verb (used without object), pic·nicked, pic·nick·ing.
Origin of picnic
Examples from the Web for picnicker
Historical Examples of picnicker
There were springboards there for diving, and traces of the picnicker were everywhere.Four Americans
Henry A. Beers
But the animal we most fear, indeed the most destructive animal that ever enters the woods, is the picnicker.Camps and Trails
The presence of this biding thing did not affect the man with the same horror that it would if he had been a picnicker.The Open Boat and Other Stories
And then with surprising unanimity, each 98 picnicker from Aunt Abigail down, declared herself on the verge of starvation.Peggy Raymond's Vacation
Harriet L. (Harriet Lummis) Smith
- any informal meal eaten outside
- (as modifier)a picnic lunch
verb -nics, -nicking or -nicked
Word Origin for picnic

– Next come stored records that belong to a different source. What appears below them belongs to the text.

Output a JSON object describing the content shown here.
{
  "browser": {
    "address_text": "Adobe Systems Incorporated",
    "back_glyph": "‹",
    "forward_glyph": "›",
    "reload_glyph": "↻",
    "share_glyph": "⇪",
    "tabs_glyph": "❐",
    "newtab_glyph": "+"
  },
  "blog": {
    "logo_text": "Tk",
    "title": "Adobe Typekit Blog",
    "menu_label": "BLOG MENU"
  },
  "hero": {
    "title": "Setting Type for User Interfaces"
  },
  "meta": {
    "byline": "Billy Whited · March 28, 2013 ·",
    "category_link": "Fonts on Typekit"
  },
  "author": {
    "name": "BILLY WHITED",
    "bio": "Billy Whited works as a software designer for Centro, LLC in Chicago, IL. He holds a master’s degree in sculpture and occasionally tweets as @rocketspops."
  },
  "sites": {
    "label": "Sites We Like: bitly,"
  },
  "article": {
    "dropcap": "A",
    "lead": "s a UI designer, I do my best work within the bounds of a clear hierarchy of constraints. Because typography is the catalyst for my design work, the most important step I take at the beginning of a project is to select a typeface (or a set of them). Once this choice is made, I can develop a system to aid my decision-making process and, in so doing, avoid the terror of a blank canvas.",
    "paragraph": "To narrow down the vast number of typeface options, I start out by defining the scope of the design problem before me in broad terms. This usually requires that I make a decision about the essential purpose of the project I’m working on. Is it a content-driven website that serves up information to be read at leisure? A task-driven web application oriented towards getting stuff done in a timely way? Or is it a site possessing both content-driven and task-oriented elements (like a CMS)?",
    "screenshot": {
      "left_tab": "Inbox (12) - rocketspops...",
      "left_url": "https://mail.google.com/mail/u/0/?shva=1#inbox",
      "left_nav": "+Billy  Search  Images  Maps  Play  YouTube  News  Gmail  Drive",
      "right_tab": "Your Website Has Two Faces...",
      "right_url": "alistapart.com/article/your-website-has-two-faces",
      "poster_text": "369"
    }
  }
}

1748 (in Chesterfield's "Letters"), but rare before c.1800 as an English institution; originally a fashionable pot-luck social affair, not necessarily out of doors; from French piquenique (1690s), perhaps a reduplication of piquer "to pick, peck," from Old French (see pike (n.2)), or the second element may be nique "worthless thing," from a Germanic source. Figurative sense of "something easy" is from 1886. Picnic table recorded from 1926, originally a folding table.
"go on a picnic," 1842, from picnic (n.). Related: Picnicked; picnicking. The -k- is inserted to preserve the "k" sound of -c- before a suffix beginning in -i-, -y-, or -e- (cf. traffic/trafficking, panic/panicky, shellac/shellacked).
see no picnic.